YOUR GOAL: The expected output is every line below, reproduced exactly.

START MATERIAL FOR THIS EXERCISE

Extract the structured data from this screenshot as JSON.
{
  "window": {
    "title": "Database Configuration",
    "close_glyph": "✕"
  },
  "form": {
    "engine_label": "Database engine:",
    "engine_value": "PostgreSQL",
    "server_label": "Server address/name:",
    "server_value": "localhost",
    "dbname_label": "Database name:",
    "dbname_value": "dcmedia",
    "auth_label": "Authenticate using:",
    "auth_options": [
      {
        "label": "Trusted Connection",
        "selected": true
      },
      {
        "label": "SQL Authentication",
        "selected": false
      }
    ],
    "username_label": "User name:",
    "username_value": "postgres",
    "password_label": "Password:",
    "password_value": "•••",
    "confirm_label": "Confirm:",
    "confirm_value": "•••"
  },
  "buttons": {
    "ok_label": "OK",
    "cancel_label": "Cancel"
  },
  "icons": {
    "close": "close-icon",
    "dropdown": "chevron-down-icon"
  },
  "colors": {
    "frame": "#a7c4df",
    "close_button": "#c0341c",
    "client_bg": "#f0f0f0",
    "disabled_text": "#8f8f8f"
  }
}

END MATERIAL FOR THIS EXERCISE

RESULT FOR THIS EXERCISE:
Extract the structured data from this screenshot as JSON.
{
  "window": {
    "title": "Database Configuration",
    "close_glyph": "✕"
  },
  "form": {
    "engine_label": "Database engine:",
    "engine_value": "PostgreSQL",
    "server_label": "Server address/name:",
    "server_value": "localhost",
    "dbname_label": "Database name:",
    "dbname_value": "dcmedia",
    "auth_label": "Authenticate using:",
    "auth_options": [
      {
        "label": "Trusted Connection",
        "selected": true
      },
      {
        "label": "SQL Authentication",
        "selected": false
      }
    ],
    "username_label": "User name:",
    "username_value": "postgres",
    "password_label": "Password:",
    "password_value": "•••",
    "confirm_label": "Confirm:",
    "confirm_value": "•••"
  },
  "buttons": {
    "ok_label": "OK",
    "cancel_label": "Cancel"
  },
  "icons": {
    "close": "close-icon",
    "dropdown": "chevron-down-icon"
  },
  "colors": {
    "frame": "#a7c4df",
    "close_button": "#c0341c",
    "client_bg": "#f0f0f0",
    "disabled_text": "#8f8f8f"
  }
}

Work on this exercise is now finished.